The median age in the city was 35.6 years. 26.5% of residents were under the age of 18; 7.4% were between the ages of 18 and 24; 30.7% were from 25 to 44; 27% were from 45 to 64; and 8.5% were 65 years of age or older. The gender makeup of the city was 49.1% male and 50.9% female.
As of the census of 2000, there were 44,942 people, 15,898 households, and 12,177 families residing in the city. The population density is 1,330 people per square mile (512/km²). There are 16,169 housing units at an average density of 477.6 per square mile (184.4/km²). The racial makeup of the city is 93.46% White, 0.86% African American, 0.63% Native American, 2.54% Asian, 0.02% Pacific Islander, 0.75% from other races, and 1.75% from two or more races. 1.72% of the population are Hispanic or Latino of any race. By 2003 the US census estimated that the population had grown to 50,425.

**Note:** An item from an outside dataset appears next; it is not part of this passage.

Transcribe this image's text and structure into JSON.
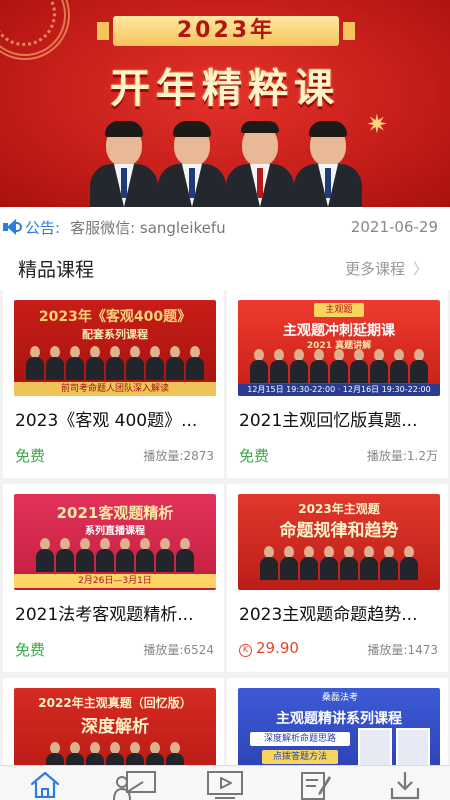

There are 15,898 households out of which 41.1% have children under the age of 18 living with them, 61.1% are married couples living together, 11.1% have a female householder with no husband present, and 23.4% are non-families. 17.0% of all households are made up of individuals and 3.3% have someone living alone who is 65 years of age or older. The average household size is 2.82 and the average family size is 3.19.
In the city, the population is spread out with 29.1% under the age of 18, 8.7% from 18 to 24, 34.8% from 25 to 44, 22.0% from 45 to 64, and 5.3% who are 65 years of age or older. The median age is 33 years. For every 100 females there are 100.2 males. For every 100 females age 18 and over, there are 98.1 males.

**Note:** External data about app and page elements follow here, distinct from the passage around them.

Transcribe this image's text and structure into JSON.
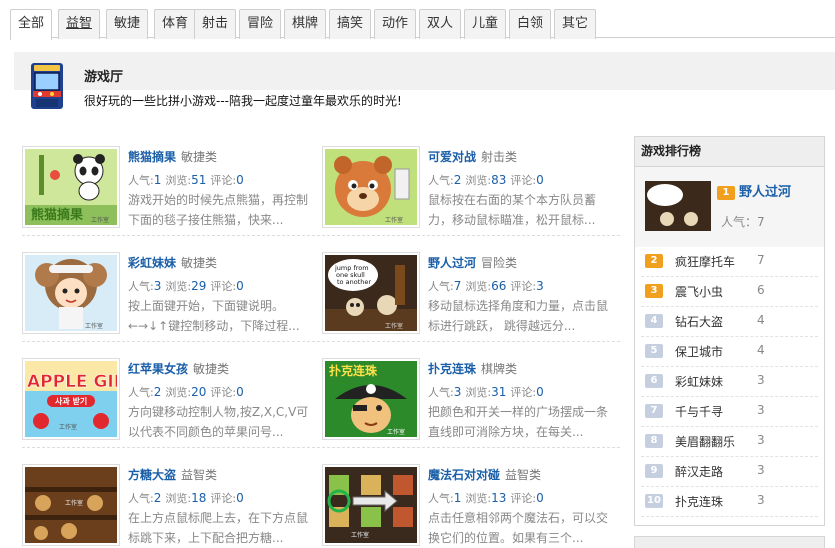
{
  "tabs": [
    {
      "label": "全部",
      "active": true
    },
    {
      "label": "益智",
      "underline": true
    },
    {
      "label": "敏捷"
    },
    {
      "label": "体育"
    },
    {
      "label": "射击"
    },
    {
      "label": "冒险"
    },
    {
      "label": "棋牌"
    },
    {
      "label": "搞笑"
    },
    {
      "label": "动作"
    },
    {
      "label": "双人"
    },
    {
      "label": "儿童"
    },
    {
      "label": "白领"
    },
    {
      "label": "其它"
    }
  ],
  "header": {
    "title": "游戏厅",
    "description": "很好玩的一些比拼小游戏---陪我一起度过童年最欢乐的时光!",
    "icon": "arcade-machine-icon"
  },
  "stat_labels": {
    "popularity": "人气:",
    "rating": "浏览:",
    "comments": "评论:"
  },
  "games": [
    {
      "title": "熊猫摘果",
      "category": "敏捷类",
      "popularity": "1",
      "rating": "51",
      "comments": "0",
      "desc": "游戏开始的时候先点熊猫，再控制下面的毯子接住熊猫，快来..."
    },
    {
      "title": "可爱对战",
      "category": "射击类",
      "popularity": "2",
      "rating": "83",
      "comments": "0",
      "desc": "鼠标按在右面的某个本方队员蓄力，移动鼠标瞄准，松开鼠标..."
    },
    {
      "title": "彩虹妹妹",
      "category": "敏捷类",
      "popularity": "3",
      "rating": "29",
      "comments": "0",
      "desc": "按上面键开始，下面键说明。←→↓↑键控制移动，下降过程..."
    },
    {
      "title": "野人过河",
      "category": "冒险类",
      "popularity": "7",
      "rating": "66",
      "comments": "3",
      "desc": "移动鼠标选择角度和力量，点击鼠标进行跳跃， 跳得越远分..."
    },
    {
      "title": "红苹果女孩",
      "category": "敏捷类",
      "popularity": "2",
      "rating": "20",
      "comments": "0",
      "desc": "方向键移动控制人物,按Z,X,C,V可以代表不同颜色的苹果问号..."
    },
    {
      "title": "扑克连珠",
      "category": "棋牌类",
      "popularity": "3",
      "rating": "31",
      "comments": "0",
      "desc": "把颜色和开关一样的广场摆成一条直线即可消除方块，在每关..."
    },
    {
      "title": "方糖大盗",
      "category": "益智类",
      "popularity": "2",
      "rating": "18",
      "comments": "0",
      "desc": "在上方点鼠标爬上去，在下方点鼠标跳下来，上下配合把方糖..."
    },
    {
      "title": "魔法石对对碰",
      "category": "益智类",
      "popularity": "1",
      "rating": "13",
      "comments": "0",
      "desc": "点击任意相邻两个魔法石，可以交换它们的位置。如果有三个..."
    }
  ],
  "thumb_texts": {
    "panda": "熊猫摘果",
    "skull": "jump from one skull to another",
    "apple": "APPLE GIRL",
    "apple_sub": "사과 받기",
    "poker": "扑克连珠",
    "studio": "工作室"
  },
  "ranking": {
    "title": "游戏排行榜",
    "popularity_label": "人气：",
    "first": {
      "rank": "1",
      "name": "野人过河",
      "value": "7"
    },
    "items": [
      {
        "rank": "2",
        "name": "疯狂摩托车",
        "value": "7",
        "hot": true
      },
      {
        "rank": "3",
        "name": "震飞小虫",
        "value": "6",
        "hot": true
      },
      {
        "rank": "4",
        "name": "钻石大盗",
        "value": "4"
      },
      {
        "rank": "5",
        "name": "保卫城市",
        "value": "4"
      },
      {
        "rank": "6",
        "name": "彩虹妹妹",
        "value": "3"
      },
      {
        "rank": "7",
        "name": "千与千寻",
        "value": "3"
      },
      {
        "rank": "8",
        "name": "美眉翻翻乐",
        "value": "3"
      },
      {
        "rank": "9",
        "name": "醉汉走路",
        "value": "3"
      },
      {
        "rank": "10",
        "name": "扑克连珠",
        "value": "3"
      }
    ]
  },
  "colors": {
    "link": "#1a5fa8",
    "hot_badge": "#f0a01e",
    "cold_badge": "#c5cfe0"
  }
}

The median income for a household in the city is $59,219, and the median income for a family is $63,831. Males have a median income of $40,620 versus $30,452 for females. The per capita income for the city is $22,777. 3.0% of the population and 2.1% of families are below the poverty line. Out of the total population, 3.0% of those under the age of 18 and 3.7% of those 65 and older are living below the poverty line.

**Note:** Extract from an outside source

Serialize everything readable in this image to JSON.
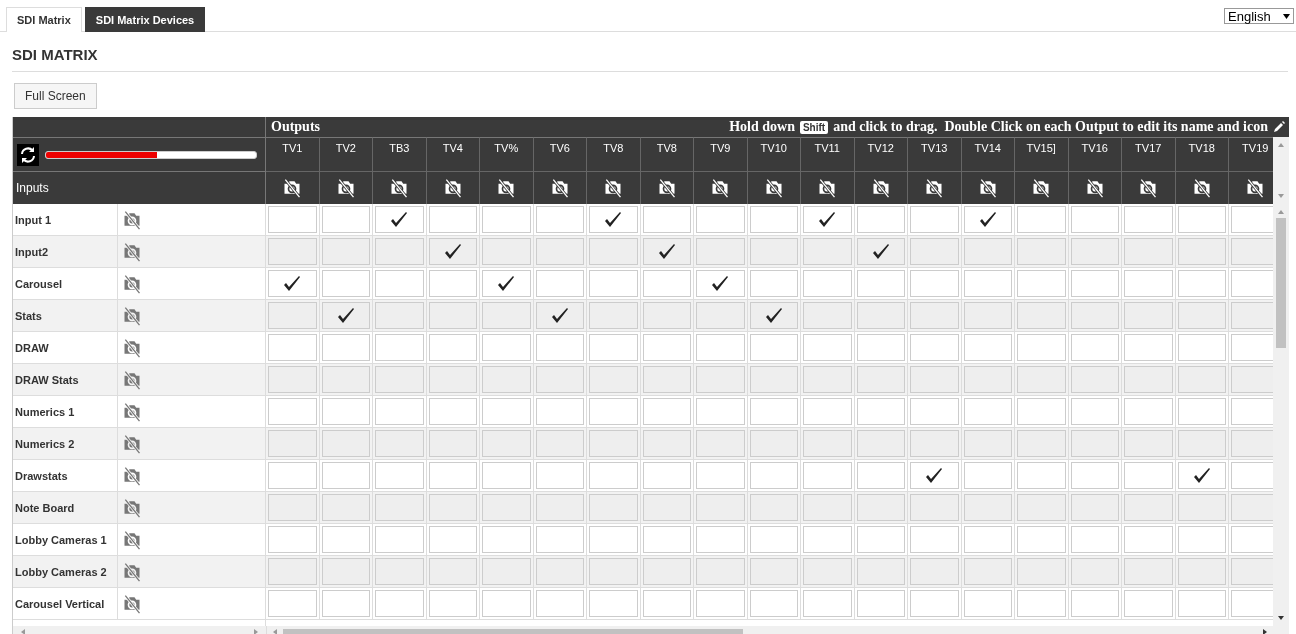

Blaine is located in Minnesota's 6th congressional district, represented by Tom Emmer, a Republican. Senate representatives are Amy Klobuchar and Al Franken, both Democrats. On a state level, Blaine is represented by Nolan West and Erin Koegle in the Minnesota House of Representatives, and Jerry Newton in the Minnesota Senate.
- David Backes – Player in the NHL and member of the U.S. Men's Hockey team, born in Blaine.
- Nick Bjugstad – Player in the NHL, born in Blaine.
- Brandon Bochenski – professional ice hockey player in the KHL, born in Blaine.
- Bryan Cupito – former starting quarterback for the Minnesota Golden Gophers, now residing in Blaine.
- Matt Hendricks – Player in the NHL, born in Blaine.
- Now, Now – Indie Rock band, formed at Blaine High School in 2004.
- Patrick O'Bryant of the Taiwan Beer of the Super Basketball League (SBL) in Taiwan.
- "US Gazetteer files 2010". United States Census Bureau. Archived from the original on 2012-01-24. Retrieved 2012-11-13.
- "American FactFinder". United States Census Bureau. Retrieved 2012-11-13.
- "Population and Housing Unit Estimates". Retrieved June 9, 2017.
- "US Board on Geographic Names". United States Geological Survey. 2007-10-25. Retrieved 2008-01-31.
- "2010 Census Redistricting Data (Public Law 94-171) Summary File". American FactFinder. U.S. Census Bureau, 2010 Census. Archived from the original on 21 July 2011. Retrieved 23 April 2011.
- "Minnesota Population". Minnesota Department of Minnesota. 2005. Retrieved 2006-12-11.
- "Archived copy" (PDF). Archived from the original (PDF) on 2004-01-23. Retrieved 2015-02-06.
- City of Blaine CAFR Archived July 19, 2011, at the Wayback Machine.
- United States Census Bureau. "Census of Population and Housing". Archived from the original on May 12, 2015. Retrieved August 14, 2013.
- "Population Estimates". United States Census Bureau. Retrieved June 2, 2016.